Nuisance behaviour by groups of people, such as drinking alcohol in the street or trespassing on private property may not always be a police matter. However, sometimes this activity can lead to criminal behaviour and pose a risk to the wider community at which point we do need to be involved.
Common types of nuisance behaviour
It’s not always a criminal offence to drink alcohol in the street. However, individuals or groups of people drinking alcohol together can sometimes lead to rowdy or disruptive behaviour.
Trespassing is when someone is on private property or travels across it without the property owner’s permission. This includes both private land and buildings.
It can be worrying to find someone trespassing on your property, and you might be tempted to immediately call the police. However, unless the trespasser is causing a persistent nuisance or you believe they’ve caused, or plan to cause, damage or harm, it is usually a civil matter and you may need to seek the advice of a solicitor.
However, certain forms of trespassing, generally those which involve squatters, raves and hunt saboteurs are covered by criminal law. There are offences under the Criminal Justice and Public Order Act 1994 Sections 61 and 62 of trespassing on land and trespassing with vehicles.
What is the impact?
People gathering together in public is not an offence. However, if drink or drugs are involved this can sometimes lead to disruptive noise. This can then escalate into aggressive, violent or lewd behaviour, such as intimidation or verbal abuse of passers-by, fighting or urinating in public. All of which are offences.
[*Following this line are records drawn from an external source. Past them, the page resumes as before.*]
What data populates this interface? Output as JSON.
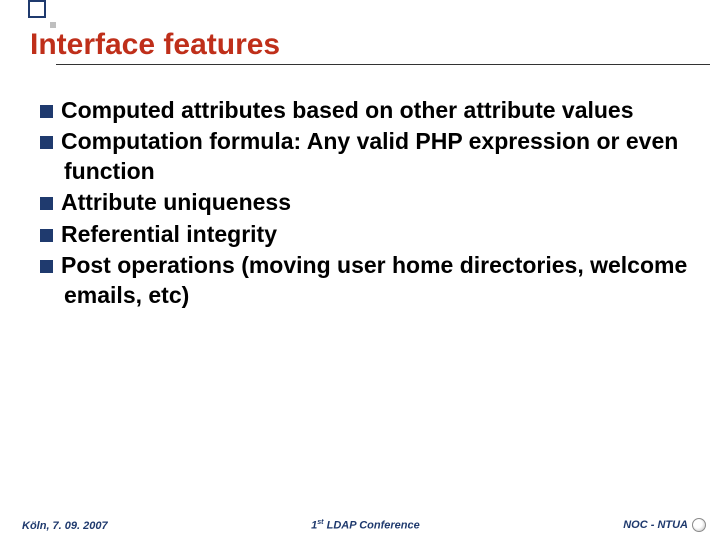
{
  "title": "Interface features",
  "bullets": [
    "Computed attributes based on other attribute values",
    "Computation formula: Any valid PHP expression or even function",
    "Attribute uniqueness",
    "Referential integrity",
    "Post operations (moving user home directories, welcome emails, etc)"
  ],
  "footer": {
    "left": "Köln, 7. 09. 2007",
    "center_pre": "1",
    "center_sup": "st",
    "center_post": "LDAP Conference",
    "right": "NOC - NTUA"
  }
}
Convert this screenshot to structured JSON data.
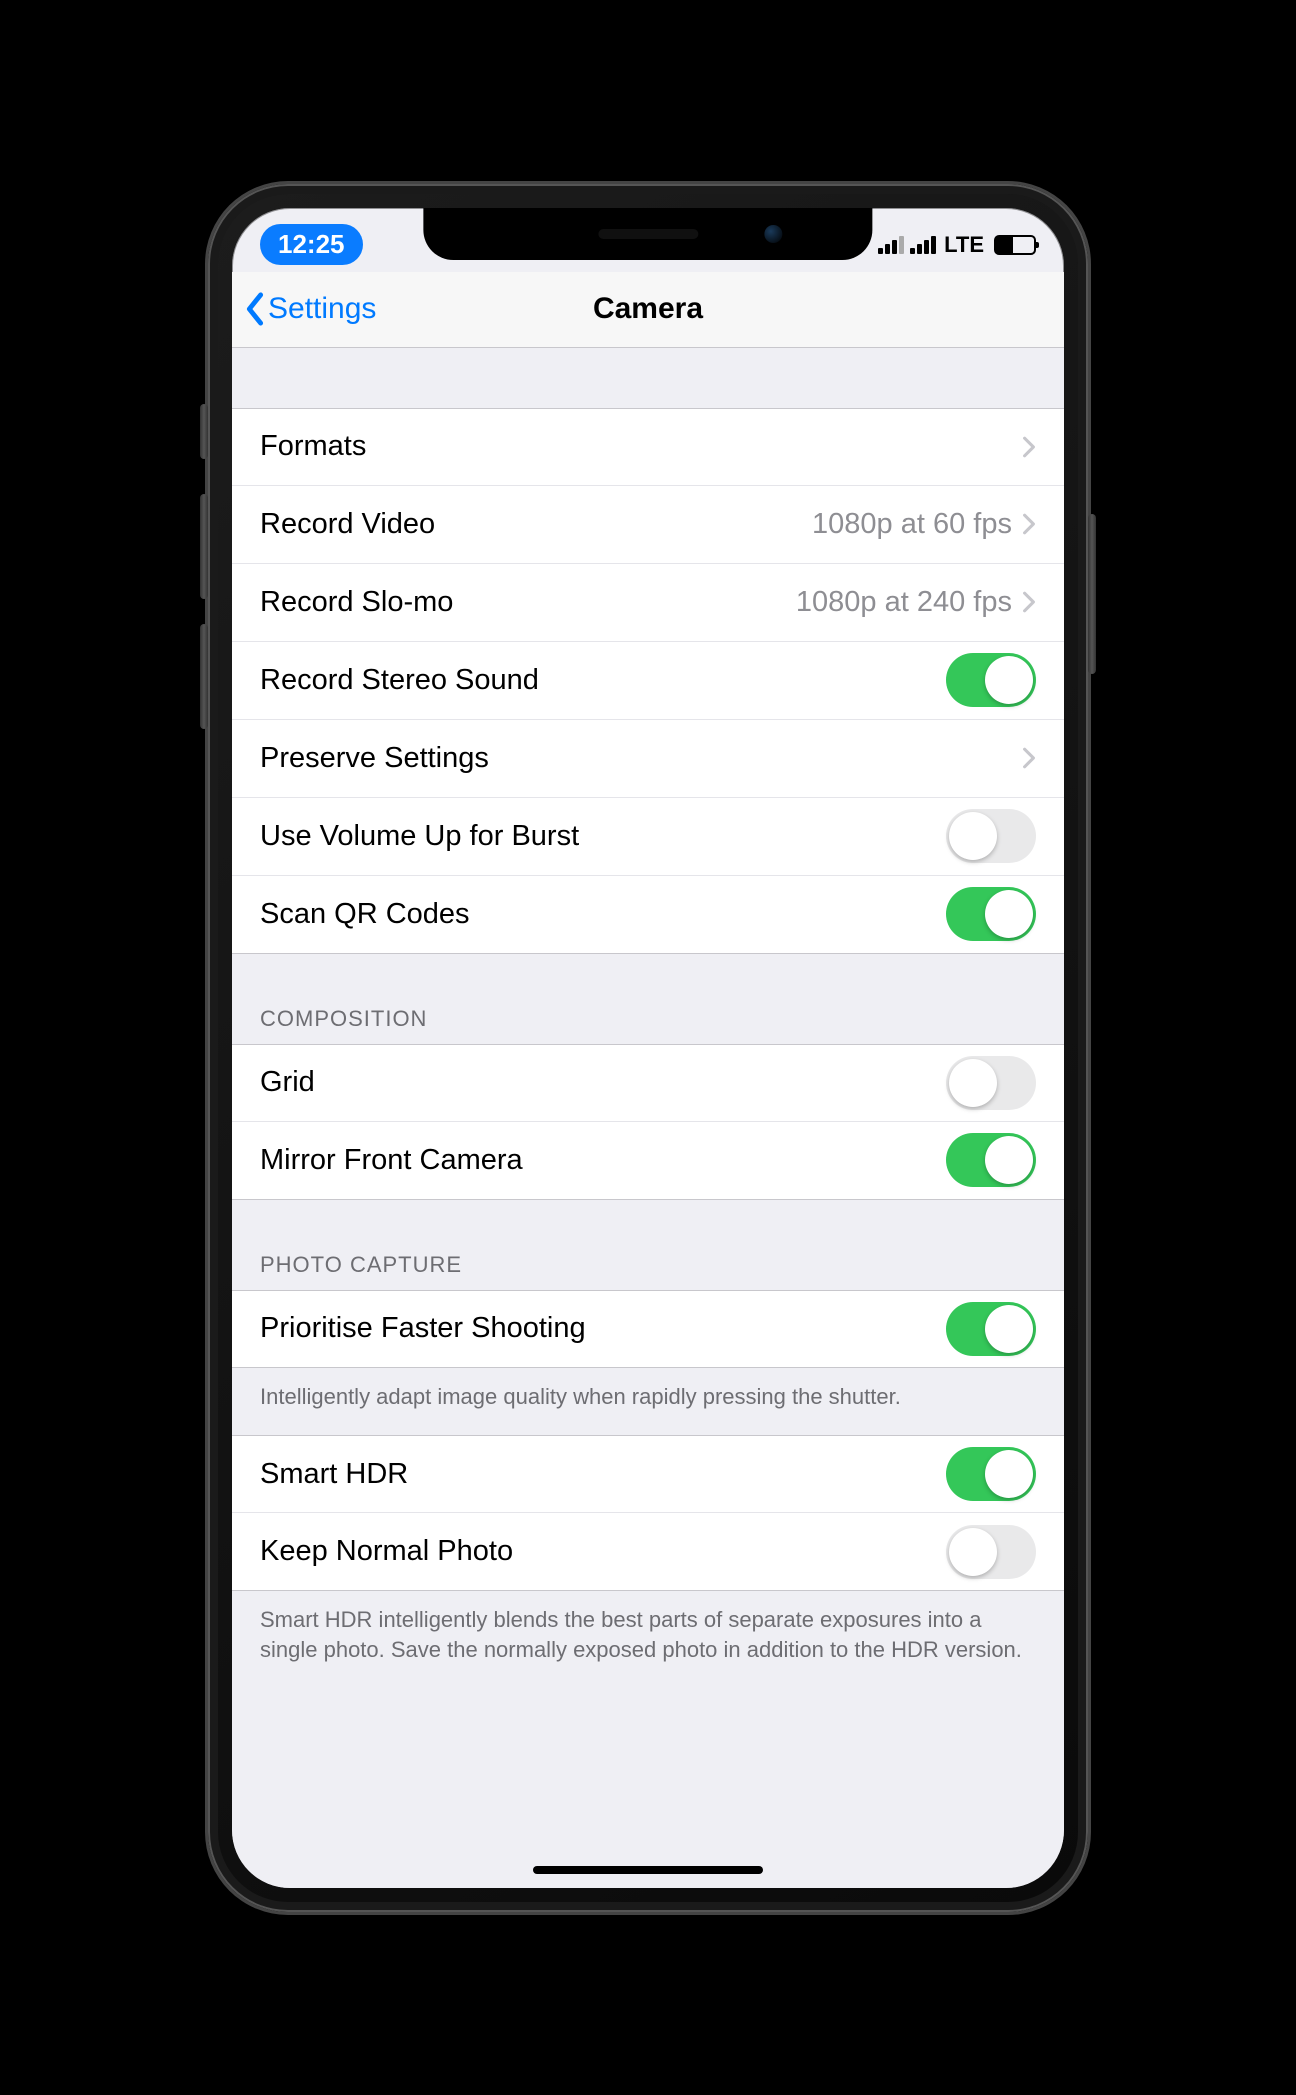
{
  "status": {
    "time": "12:25",
    "network": "LTE"
  },
  "nav": {
    "back": "Settings",
    "title": "Camera"
  },
  "section1": {
    "formats": {
      "label": "Formats"
    },
    "recordVideo": {
      "label": "Record Video",
      "value": "1080p at 60 fps"
    },
    "recordSlomo": {
      "label": "Record Slo-mo",
      "value": "1080p at 240 fps"
    },
    "stereoSound": {
      "label": "Record Stereo Sound",
      "on": true
    },
    "preserve": {
      "label": "Preserve Settings"
    },
    "volumeBurst": {
      "label": "Use Volume Up for Burst",
      "on": false
    },
    "scanQR": {
      "label": "Scan QR Codes",
      "on": true
    }
  },
  "section2": {
    "header": "COMPOSITION",
    "grid": {
      "label": "Grid",
      "on": false
    },
    "mirror": {
      "label": "Mirror Front Camera",
      "on": true
    }
  },
  "section3": {
    "header": "PHOTO CAPTURE",
    "faster": {
      "label": "Prioritise Faster Shooting",
      "on": true
    },
    "fasterFooter": "Intelligently adapt image quality when rapidly pressing the shutter.",
    "smartHDR": {
      "label": "Smart HDR",
      "on": true
    },
    "keepNormal": {
      "label": "Keep Normal Photo",
      "on": false
    },
    "hdrFooter": "Smart HDR intelligently blends the best parts of separate exposures into a single photo. Save the normally exposed photo in addition to the HDR version."
  },
  "colors": {
    "toggleOn": "#34c759",
    "link": "#007aff",
    "groupedBg": "#efeff4"
  }
}
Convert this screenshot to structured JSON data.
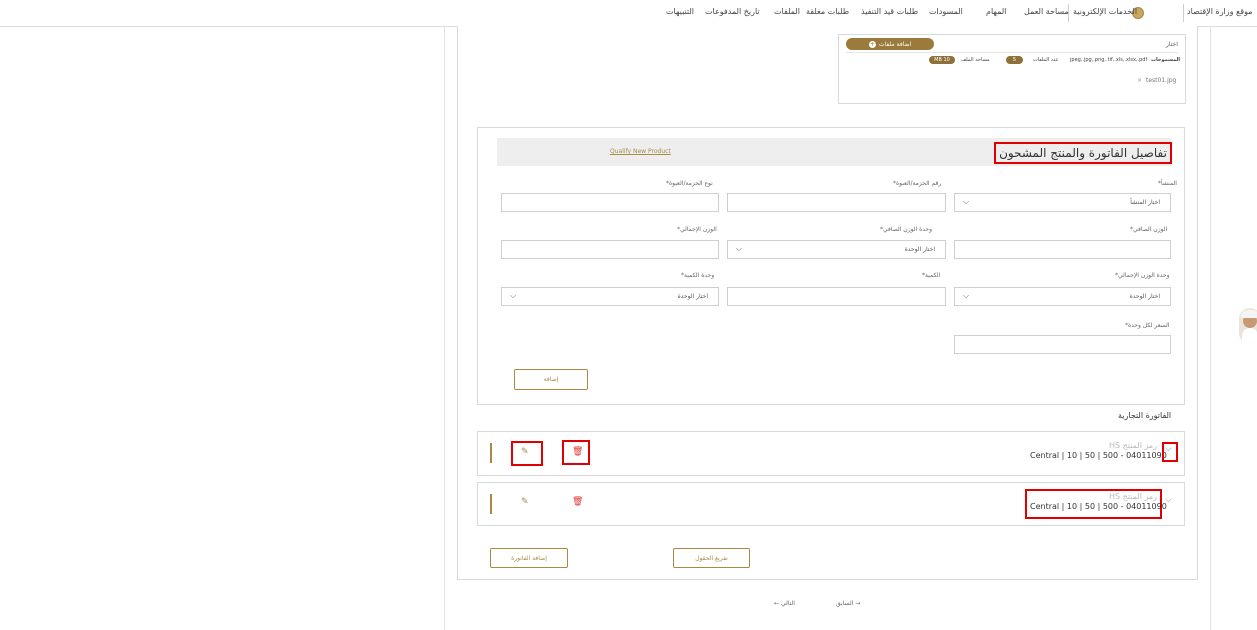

If people are drinking or taking drugs they may leave litter behind, including hazardous materials such as needles, syringes, swabs, wraps and gas canisters. This is a particular concern as it can pose a health risk to other members of the public, pets and wildlife.
If you know the people involved, or they seem approachable, our first advice would be to talk to them peacefully. After all, they may not be aware they’re causing a problem. If they are trespassing on your property you have the right to ask them to leave.
However, do not take the law into your own hands by intervening, such as making physical threats or attempting to confiscate items. You may make the situation worse and even risk committing an offence yourself.
If talking hasn’t worked, or you would prefer not to talk to those involved, there are a number of ways to get help and support.
- Report street drinking or public drug use that is causing a nuisance
- Report trespassers on your property that have threatened you or caused criminal damage to the police by calling 101.